- [DATA PROVIDED]:

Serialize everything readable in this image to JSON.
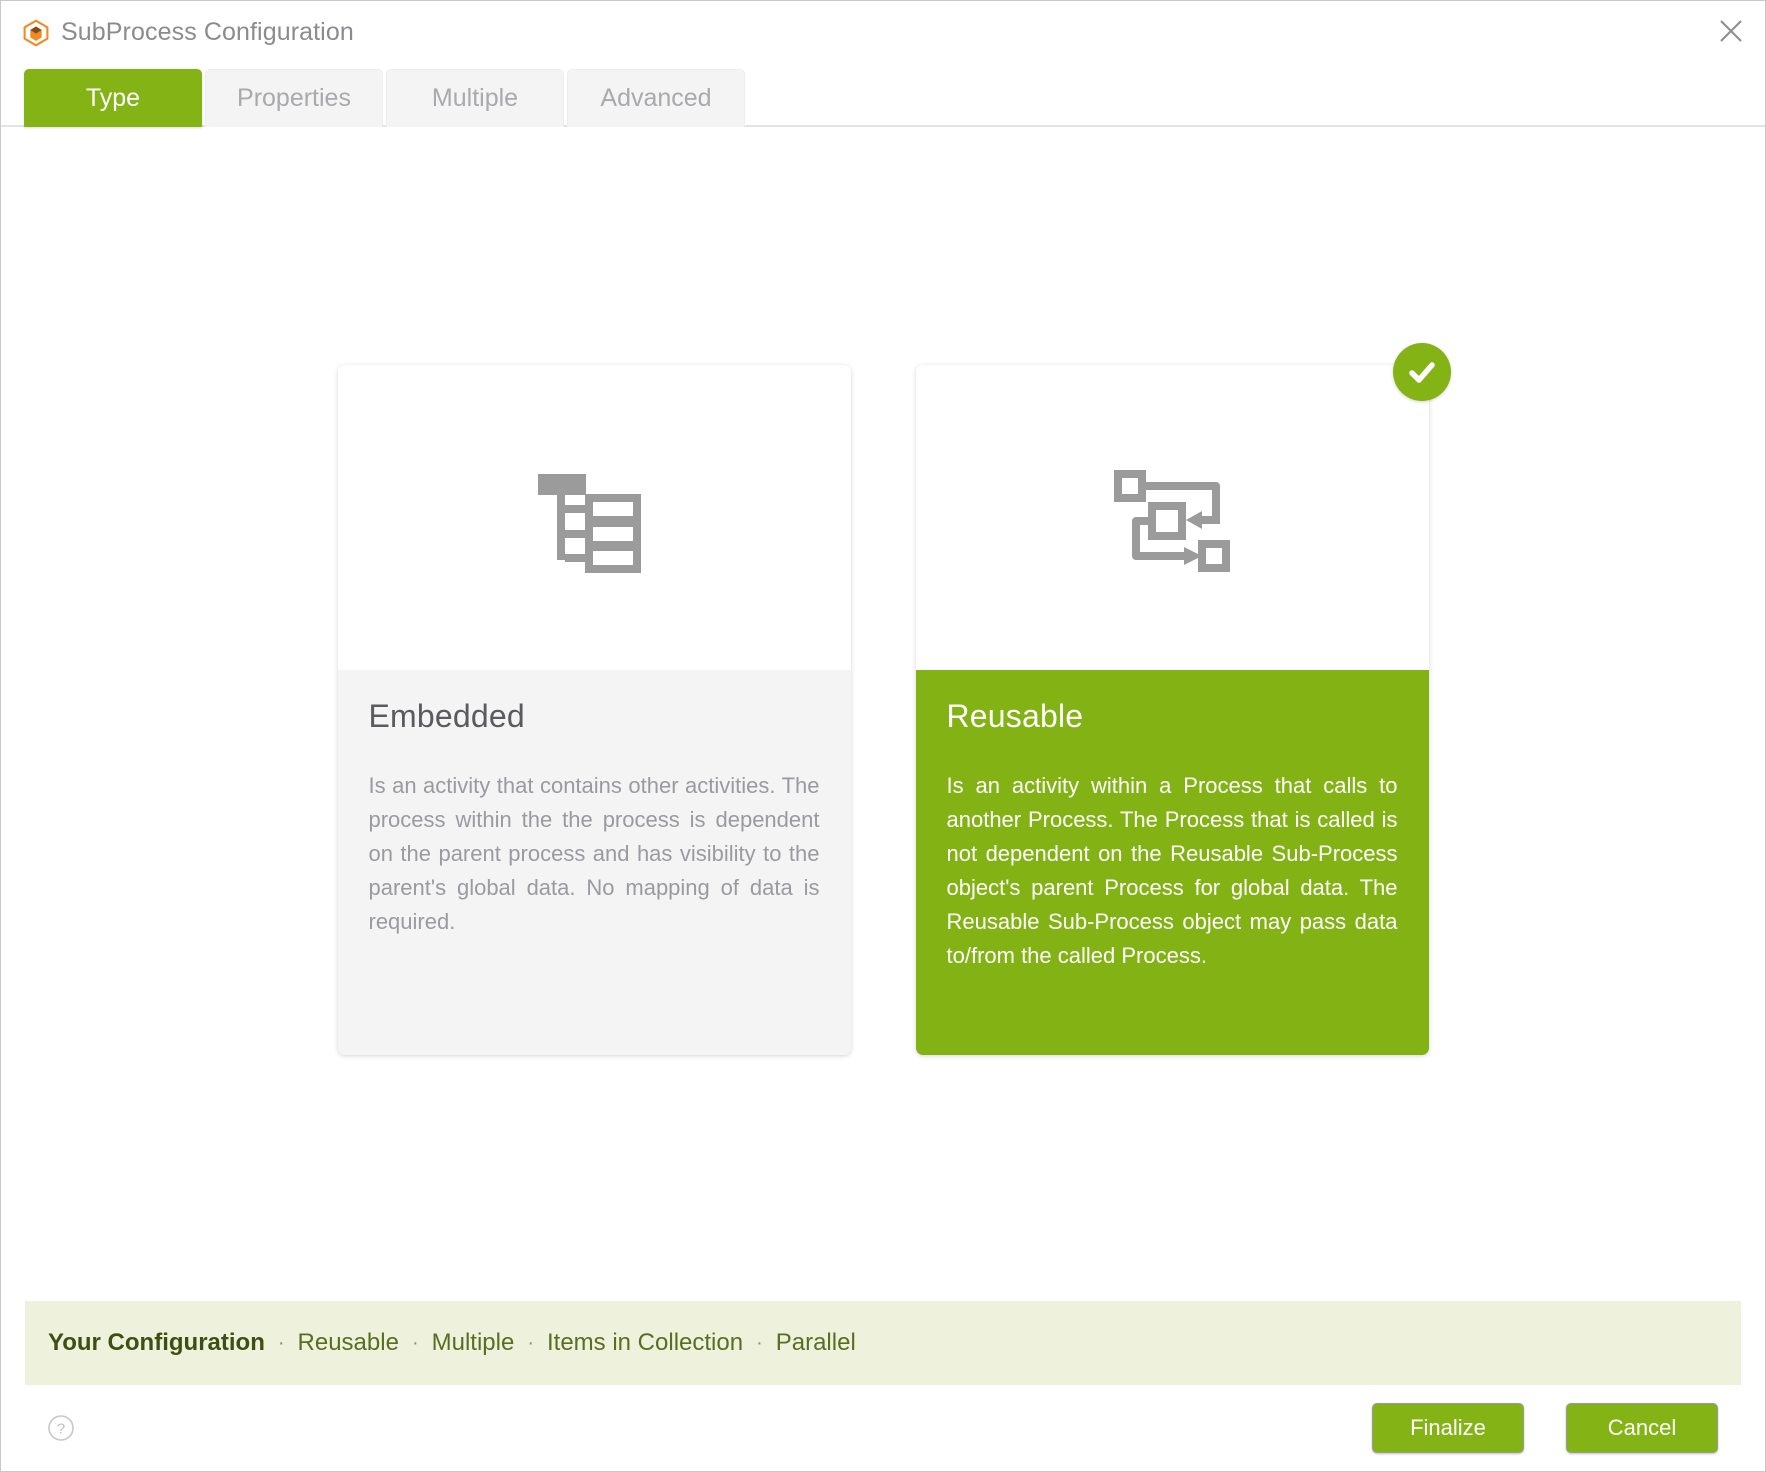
{
  "window": {
    "title": "SubProcess Configuration",
    "app_icon": "hexagon-logo-icon",
    "close_icon": "close-icon"
  },
  "tabs": [
    {
      "label": "Type",
      "active": true
    },
    {
      "label": "Properties",
      "active": false
    },
    {
      "label": "Multiple",
      "active": false
    },
    {
      "label": "Advanced",
      "active": false
    }
  ],
  "cards": [
    {
      "key": "embedded",
      "title": "Embedded",
      "icon": "hierarchy-tree-icon",
      "description": "Is an activity that contains other activities. The process within the the process is dependent on the parent process and has visibility to the parent's global data. No mapping of data is required.",
      "selected": false
    },
    {
      "key": "reusable",
      "title": "Reusable",
      "icon": "process-call-loop-icon",
      "description": "Is an activity within a Process that calls to another Process. The Process that is called is not dependent on the Reusable Sub-Process object's parent Process for global data. The Reusable Sub-Process object may pass data to/from the called Process.",
      "selected": true,
      "selected_badge_icon": "check-circle-icon"
    }
  ],
  "summary": {
    "label": "Your Configuration",
    "separator": "·",
    "items": [
      "Reusable",
      "Multiple",
      "Items in Collection",
      "Parallel"
    ]
  },
  "footer": {
    "help_icon": "question-mark-circle-icon",
    "finalize_label": "Finalize",
    "cancel_label": "Cancel"
  },
  "colors": {
    "accent_green": "#84b315",
    "card_selected_green": "#83b214",
    "summary_bg": "#eef2dc",
    "logo_orange": "#f08a24",
    "icon_gray": "#9b9b9b"
  }
}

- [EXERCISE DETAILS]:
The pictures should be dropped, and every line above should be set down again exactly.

- [TASK OUTPUT]:
Serialize everything readable in this image to JSON.
{
  "window": {
    "title": "SubProcess Configuration",
    "app_icon": "hexagon-logo-icon",
    "close_icon": "close-icon"
  },
  "tabs": [
    {
      "label": "Type",
      "active": true
    },
    {
      "label": "Properties",
      "active": false
    },
    {
      "label": "Multiple",
      "active": false
    },
    {
      "label": "Advanced",
      "active": false
    }
  ],
  "cards": [
    {
      "key": "embedded",
      "title": "Embedded",
      "icon": "hierarchy-tree-icon",
      "description": "Is an activity that contains other activities. The process within the the process is dependent on the parent process and has visibility to the parent's global data. No mapping of data is required.",
      "selected": false
    },
    {
      "key": "reusable",
      "title": "Reusable",
      "icon": "process-call-loop-icon",
      "description": "Is an activity within a Process that calls to another Process. The Process that is called is not dependent on the Reusable Sub-Process object's parent Process for global data. The Reusable Sub-Process object may pass data to/from the called Process.",
      "selected": true,
      "selected_badge_icon": "check-circle-icon"
    }
  ],
  "summary": {
    "label": "Your Configuration",
    "separator": "·",
    "items": [
      "Reusable",
      "Multiple",
      "Items in Collection",
      "Parallel"
    ]
  },
  "footer": {
    "help_icon": "question-mark-circle-icon",
    "finalize_label": "Finalize",
    "cancel_label": "Cancel"
  },
  "colors": {
    "accent_green": "#84b315",
    "card_selected_green": "#83b214",
    "summary_bg": "#eef2dc",
    "logo_orange": "#f08a24",
    "icon_gray": "#9b9b9b"
  }
}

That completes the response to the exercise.